Stop Funding Hate staff and volunteers check these papers every week – and we’ve seen a marked reduction in the number of extreme stories. It’s proven the concept that if we come together and use our voices as consumers – and social media users – we can make massive change.

tweet to center parcs about mail ads

Ongoing public scepticism about the UK media

Stop Funding Hate has always been focussed on the most blatant extremes within the UK press – articles that clearly demonise minority groups and create a climate that puts people at risk, rather than simply being offensive or disagreeable. Now that the number of such extreme stories has decreased, we’ve been consulting with the Stop Funding Hate community to decide our next steps.

It’s clear that many Stop Funding Hate supporters believe there is still a way to go before our media is free from hate and discrimination. While supporters are encouraged to see the reduction in hateful stories in the Mail, Sun and Express, some worry that old habits may re-emerge if the pressure eases off.

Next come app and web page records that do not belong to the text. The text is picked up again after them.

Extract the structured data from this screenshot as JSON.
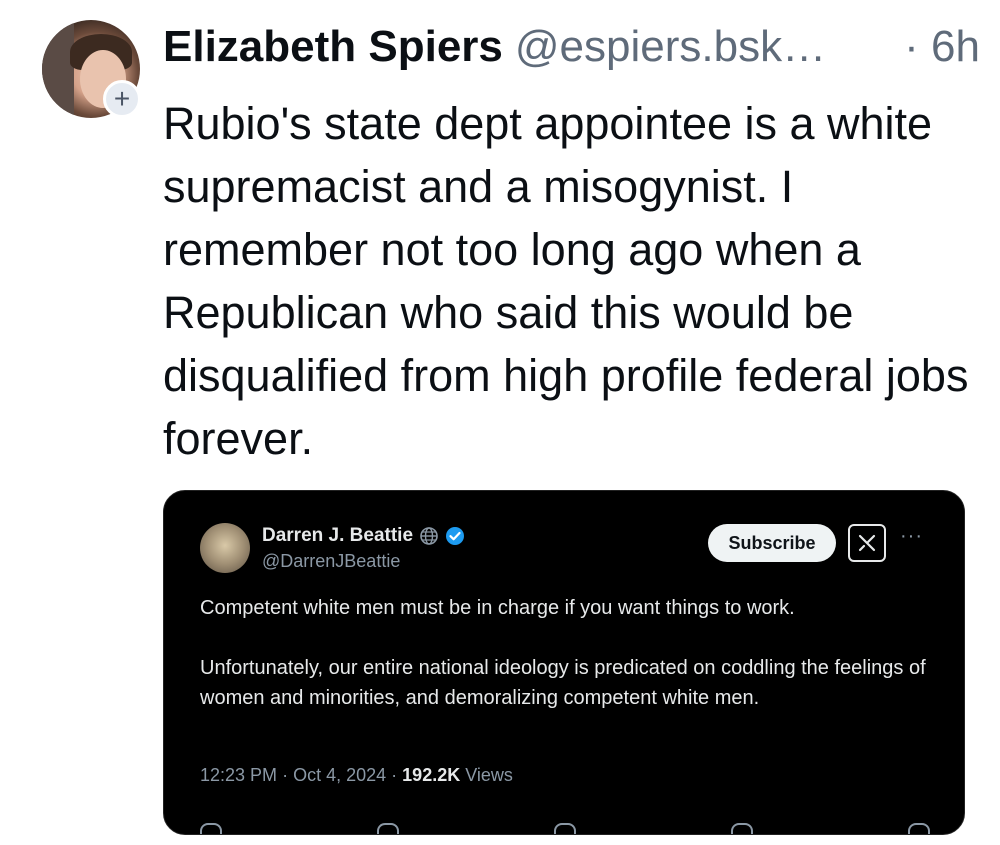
{
  "post": {
    "author": {
      "display_name": "Elizabeth Spiers",
      "handle": "@espiers.bsk…",
      "time": "· 6h",
      "follow_symbol": "+"
    },
    "text": "Rubio's state dept appointee is a white supremacist and a misogynist. I remember not too long ago when a Republican who said this would be disqualified from high profile federal jobs forever."
  },
  "embed": {
    "author": {
      "display_name": "Darren J. Beattie",
      "handle": "@DarrenJBeattie"
    },
    "subscribe_label": "Subscribe",
    "more_label": "···",
    "paragraphs": [
      "Competent white men must be in charge if you want things to work.",
      "Unfortunately, our entire national ideology is predicated on coddling the feelings of women and minorities, and demoralizing competent white men."
    ],
    "meta": {
      "time": "12:23 PM",
      "date": "Oct 4, 2024",
      "separator": "·",
      "views_count": "192.2K",
      "views_label": "Views"
    },
    "icons": [
      "globe-icon",
      "verified-badge-icon",
      "grok-icon",
      "reply-icon",
      "repost-icon",
      "like-icon",
      "bookmark-icon",
      "share-icon"
    ]
  },
  "colors": {
    "verified": "#1d9bf0",
    "embed_bg": "#000000",
    "muted_text": "#5f6b7a"
  }
}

Many point out that hateful, discriminatory and misleading stories can be a problem throughout the UK media. Many are concerned that coverage in some other newspapers has worsened recently. And there is ongoing disquiet about negative media narratives which may not cross the line into hate speech, but can still promote harmful stereotypes and fuel discrimination.

There is a strong view among supporters that Stop Funding Hate needs to keep up its focus on the UK press and push for further improvements.

Yet the campaigning tactics for challenging extreme, obvious forms of hate within the UK press will not always be appropriate – or effective – when trying to tackle more subtle problems. If we’re going to maintain our legitimacy and effectiveness, the changes that we’ve seen will require a new approach.

A new project to give every UK newspaper a “hate rating”

When we started this campaign, we relied on a very simple test: The three newspapers we were focussing on – the Sun, the Daily Mail, and Daily Express – had all been called out by the United Nations over their coverage. But this is also a blunt tool. The UN only speaks out in exceptional circumstances. And as they don’t issue regular reports on the media, it’s difficult to see a way of measuring change for either better or worse.

Currently there is no independent watchdog that objectively rates and scores media outlets. To develop a robust research system will take significant resources. But it’s now more than three years since the Sun and Express were called out by the UN High Commissioner for Human Rights – and two years since the UNHCR called out the Sun and the Daily Mail.

If we’re going to continue focussing on the UK press then we need to explore new ways of assessing media outlets. The first stage will be to commission an independent research pilot to evaluate the coverage of every UK newspaper, and begin developing a system for doing this on an ongoing basis.

We’ll ultimately be aiming to publish a league table, giving each newspaper a score, drawing on internationally recognised ethical journalism guidelines.

*Updated* To make this happen – and to support the wider next phase of the Stop Funding Hate campaign – we’ve launched a new Crowdfunder appeal. Please pledge your support here.